I found this exhibit to be one of the most thought-provoking. The case is completely empty, except for a sign. It reads:
"At first glance, it may seem strange to see an empty case. Exhibits are designed to be filled. At times, the emptiness of space can speak just as loud or even louder than the objects that are missing.Racial terror was an everyday and normal occurrence in the lives of African Americans in the state of Arkansas. Objects of racial oppression that were symbols of hate will not be displayed in this case. Instead, [this] exhibition case is a signifier to honor the power of the seen and unseen. This space is held to honor the lives that were lost, the families that were impacted and the legacy that remains."
They have a very nice children's area, with lots of multicultural and inclusive play spaces.
I'm glad Little Rock has a museum dedicated to preserving the history of its Black residents. I learned a lot and am happy we visited.
Dinner was at Samantha's Tap Room and Wood Grill. The food was incredible. Everything was absolutely delicious. I'd be a regular if we lived in Arkansas.
After another long day, we returned to the DoubleTree for our third and final night in Little Rock. I took a photo of a large sign in the lobby, then edited it to highlight everything we did during our time in town. As you can see, we did pretty well, visiting about half of Little Rock's attractions. I wish we'd had time to do more, but that just means there's fresh stuff to see the next time we visit.

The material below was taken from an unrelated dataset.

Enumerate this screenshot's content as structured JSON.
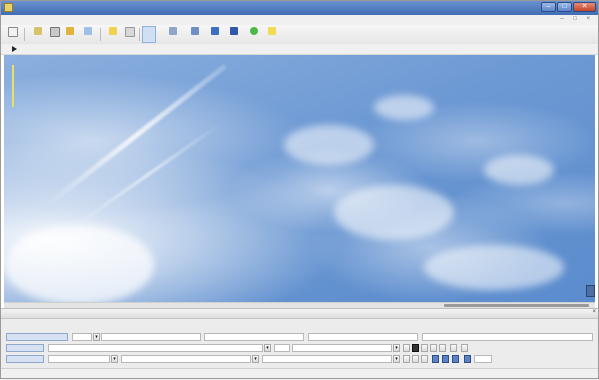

Our next destination was to the southwest. As we drove, we saw a critter that I never would have guessed I'd see in Arkansas! I'd never actually seen one in real life. On Monday, I'll tell you all about it and everything else we saw. If you can't wait, here's a little hint, in the form of an affiliate link.